Start the unit with an observation lesson.  Have all students write and draw observations of an organism they will study to activate prior knowledge.  See Special Education below.

English Language Learners 

Start the unit with an observation lesson.  Have all students write and draw observations of an organism they will study to activate prior knowledge.  See Special Education below.

Teach and review vocabulary; see: Fathman,, A.K., & Crowther, D T. (2006). Science for English language learners.

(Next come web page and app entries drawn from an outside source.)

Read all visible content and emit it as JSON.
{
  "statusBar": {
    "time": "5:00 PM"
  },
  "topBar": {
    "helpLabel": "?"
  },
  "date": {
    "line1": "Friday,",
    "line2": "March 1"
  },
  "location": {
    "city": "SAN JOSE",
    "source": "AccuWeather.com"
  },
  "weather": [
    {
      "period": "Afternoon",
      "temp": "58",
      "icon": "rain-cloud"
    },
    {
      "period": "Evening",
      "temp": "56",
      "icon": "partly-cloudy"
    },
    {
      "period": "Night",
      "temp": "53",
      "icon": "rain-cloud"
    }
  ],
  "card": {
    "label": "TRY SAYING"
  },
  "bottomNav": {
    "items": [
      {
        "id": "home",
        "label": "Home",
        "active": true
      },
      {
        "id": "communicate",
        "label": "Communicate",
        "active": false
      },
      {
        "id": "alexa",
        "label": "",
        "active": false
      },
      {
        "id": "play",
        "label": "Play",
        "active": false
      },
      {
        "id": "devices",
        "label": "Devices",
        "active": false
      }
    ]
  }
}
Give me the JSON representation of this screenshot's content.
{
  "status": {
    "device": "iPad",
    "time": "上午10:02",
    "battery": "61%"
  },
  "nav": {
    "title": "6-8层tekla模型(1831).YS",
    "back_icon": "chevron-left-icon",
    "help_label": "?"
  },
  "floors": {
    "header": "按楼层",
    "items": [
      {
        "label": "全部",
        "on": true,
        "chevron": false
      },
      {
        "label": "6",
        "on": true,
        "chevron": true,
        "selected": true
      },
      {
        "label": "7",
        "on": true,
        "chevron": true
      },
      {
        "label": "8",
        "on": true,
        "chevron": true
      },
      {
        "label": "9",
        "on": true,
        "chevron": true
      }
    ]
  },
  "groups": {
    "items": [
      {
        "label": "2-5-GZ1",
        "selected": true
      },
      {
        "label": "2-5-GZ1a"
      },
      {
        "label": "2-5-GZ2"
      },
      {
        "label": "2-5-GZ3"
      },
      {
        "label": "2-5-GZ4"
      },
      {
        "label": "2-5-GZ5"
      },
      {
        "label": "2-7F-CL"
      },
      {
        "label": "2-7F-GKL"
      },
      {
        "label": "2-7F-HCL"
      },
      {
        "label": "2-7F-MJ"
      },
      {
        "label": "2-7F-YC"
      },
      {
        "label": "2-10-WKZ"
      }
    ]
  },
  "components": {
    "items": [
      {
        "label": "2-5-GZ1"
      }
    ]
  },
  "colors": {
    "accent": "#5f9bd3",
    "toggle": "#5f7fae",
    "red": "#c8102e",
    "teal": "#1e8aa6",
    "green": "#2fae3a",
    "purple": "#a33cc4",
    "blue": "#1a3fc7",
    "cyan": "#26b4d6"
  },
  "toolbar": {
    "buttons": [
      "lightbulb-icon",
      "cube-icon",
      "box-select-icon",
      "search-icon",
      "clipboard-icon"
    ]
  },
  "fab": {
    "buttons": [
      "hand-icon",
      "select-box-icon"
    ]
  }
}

Arlington, VA: NSTA Press.

A lesson plan for teaching the classification of animals to ESL students: animal classificaiton lesson for esl students

Extending the Learning 

Students needing more enrichment can use the scientific classification system to sort animals.  Vocabulary words to teach: backbone, vertebrate, invertebrate, mammals, birds, reptiles, amphibians, fish.

Students use this webpage to create a field guide: Insects; The Good, Bad and the Ugly.

Multi-Cultural 

Start the unit with an observation lesson.  Have all students write and draw observations of an organism they will study to activate prior knowledge.  See Special Education below.

Special Education 

Start the unit with an observation lesson.  Have all students write and draw observations of an organism they will study to activate prior knowledge.

What I Observe and Know

What I Want to Know

What I Learned

 

 

 

 

 

 

 

 

 

Parents/Admin

Classroom Observation 

Administrators

Administrators observing a class will see students sorting pictures of animals into groups and able to tell the characteristic or behavior used to sort them. 

Parents 

Sheppard Software Interactive online game on classification of animals.